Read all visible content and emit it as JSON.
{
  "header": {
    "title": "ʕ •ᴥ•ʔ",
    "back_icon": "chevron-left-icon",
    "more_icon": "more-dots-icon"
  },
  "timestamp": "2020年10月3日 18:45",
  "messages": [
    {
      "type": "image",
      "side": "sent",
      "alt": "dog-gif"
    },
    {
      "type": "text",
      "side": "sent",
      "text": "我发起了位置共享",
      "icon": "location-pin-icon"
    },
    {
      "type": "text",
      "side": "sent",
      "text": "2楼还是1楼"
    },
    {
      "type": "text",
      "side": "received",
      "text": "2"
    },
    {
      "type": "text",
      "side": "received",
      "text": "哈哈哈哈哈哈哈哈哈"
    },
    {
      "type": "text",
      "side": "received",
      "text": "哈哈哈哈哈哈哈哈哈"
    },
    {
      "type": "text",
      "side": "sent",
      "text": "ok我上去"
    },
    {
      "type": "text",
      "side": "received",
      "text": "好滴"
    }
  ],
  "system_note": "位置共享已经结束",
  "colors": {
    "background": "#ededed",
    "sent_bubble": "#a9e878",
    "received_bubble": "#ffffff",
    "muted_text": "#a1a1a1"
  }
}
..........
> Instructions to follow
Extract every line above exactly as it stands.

> Task solution
Read all visible content and emit it as JSON.
{
  "header": {
    "title": "ʕ •ᴥ•ʔ",
    "back_icon": "chevron-left-icon",
    "more_icon": "more-dots-icon"
  },
  "timestamp": "2020年10月3日 18:45",
  "messages": [
    {
      "type": "image",
      "side": "sent",
      "alt": "dog-gif"
    },
    {
      "type": "text",
      "side": "sent",
      "text": "我发起了位置共享",
      "icon": "location-pin-icon"
    },
    {
      "type": "text",
      "side": "sent",
      "text": "2楼还是1楼"
    },
    {
      "type": "text",
      "side": "received",
      "text": "2"
    },
    {
      "type": "text",
      "side": "received",
      "text": "哈哈哈哈哈哈哈哈哈"
    },
    {
      "type": "text",
      "side": "received",
      "text": "哈哈哈哈哈哈哈哈哈"
    },
    {
      "type": "text",
      "side": "sent",
      "text": "ok我上去"
    },
    {
      "type": "text",
      "side": "received",
      "text": "好滴"
    }
  ],
  "system_note": "位置共享已经结束",
  "colors": {
    "background": "#ededed",
    "sent_bubble": "#a9e878",
    "received_bubble": "#ffffff",
    "muted_text": "#a1a1a1"
  }
}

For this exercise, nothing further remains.